By this Act of 1884 - The Brighton Corporation became self-appointed Trustees of the Nine privately owned Enclosure Gardens - and imposed on Owners of houses whether resident or non-resident a Statutory Obligation to Purchase such remnant of the right to the Enclosure Garden - that was held by the person or persons in whose possession the title deeds remained - as had not previously been transferred to those Owners by Parole or Conveyance with their freehold houses or building sites.
This Compulsory Purchase was effected by the Brighton Corporation as Trustees - lending the money at five per cent per annum until the principal and interest had been repaid by instalments.
The Trustees used the Public Health Act of 1875 to authorise each Enclosure Committee to levy a separate Purchase Rate.
The Purchase rate was paid in full by Resident Owners. Non-resident Owners paid three quarters of the Purchase rate and their Tenant Occupiers one quarter of the rate - the benefit of the tenants contribution devolving on the termination of their tenancies on the Owner of the house they occupied.
By the Act of 1884 The Brighton Corporation vested the nine Enclosure Gardens in themselves as Trustees.
But this Act although vesting the Enclosures in the Trustees - makes no grant of any beneficial interest in the soil of these gardens to The Trustees - and no Vested Interest other than as Trustees appointed to protect the Trusts from infringement or alienation.
The Act of 1884 released non-resident Owners from contributing to the upkeep of an enclosure garden - and granted to Tenants a Statutory right to use the enclosure garden during their tenancies.
The nine separate enclosure Committees are elected annually - each Committee having five elected members - the Mayor of Brighton being a member of each Committee as well as a Trustee.
No Committee is authorised by the Act of 1384 to assist the Trustees to extinguish any of the Trusts - or to sell the enclosure garden or the Railings and Gates which are Owners fixtures that go with the land.

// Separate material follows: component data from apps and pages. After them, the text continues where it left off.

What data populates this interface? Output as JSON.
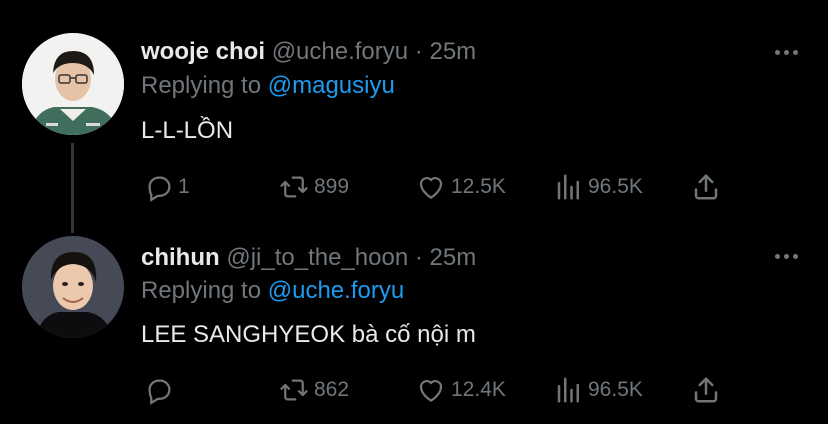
{
  "tweets": [
    {
      "name": "wooje choi",
      "handle": "@uche.foryu",
      "separator": "·",
      "time": "25m",
      "replying_prefix": "Replying to",
      "replying_handle": "@magusiyu",
      "text": "L-L-LỒN",
      "replies": "1",
      "retweets": "899",
      "likes": "12.5K",
      "views": "96.5K"
    },
    {
      "name": "chihun",
      "handle": "@ji_to_the_hoon",
      "separator": "·",
      "time": "25m",
      "replying_prefix": "Replying to",
      "replying_handle": "@uche.foryu",
      "text": "LEE SANGHYEOK bà cố nội m",
      "replies": "",
      "retweets": "862",
      "likes": "12.4K",
      "views": "96.5K"
    }
  ],
  "icons": {
    "reply": "reply-icon",
    "retweet": "retweet-icon",
    "like": "heart-icon",
    "views": "views-icon",
    "share": "share-icon",
    "more": "more-icon"
  },
  "colors": {
    "background": "#000000",
    "text": "#e7e9ea",
    "muted": "#71767b",
    "link": "#1d9bf0",
    "thread_line": "#333639"
  }
}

But The Trustees by Section 271 of Part XV of the Act of 1931 granted to Six of the Enclosure Committees the right with the consent of two thirds of the Owners - to give to the Trustees the freehold garden which they had been elected for one year only to maintain and keep in repair.
It seems incredible that the Trustees scrutinised the Act of 1884 and framed Clause 301 - page 174 of their proposed Bill of 1930 - amending this by Section 271 of Part XV of the Brighton Act 1931 as both these clauses appear to be preparatory to the purpose of extinguishing their Trusts contrary to the general usage of Trustees as expressed in Stone's Justices Manual.
The Appropriation Clause of the Act of 1931 does not exist in the Trustees Act of 1884 - and the "Compulsory Purchase" of the Act of 1884 is entirely omitted from the Act of 1931.
The Question arises. Do the Trustees hold any Trust deed or Covenants concerning these Trusts that grants to them the right to prepare to extinguish these Trusts? - and would the appropriation clause in the Act of 1931 have been passed if The Compulsory Clause of 1884 had been clearly published and delineated in the Trustees Act of 1931?
The omission of the Purchase Clause in the Act of 1931 appears to be an oversight on the part of those who framed the Act. But the insertion of the Appropriation Clause appears to be a breach of Trust unless the Trustees can produce evidence to the contrary.
And the Question arises - As to whether Part XV of the Act of 1931 should not be repealed in consequence of the omission and the insertion stated above?
Compiled byWilliam Plews,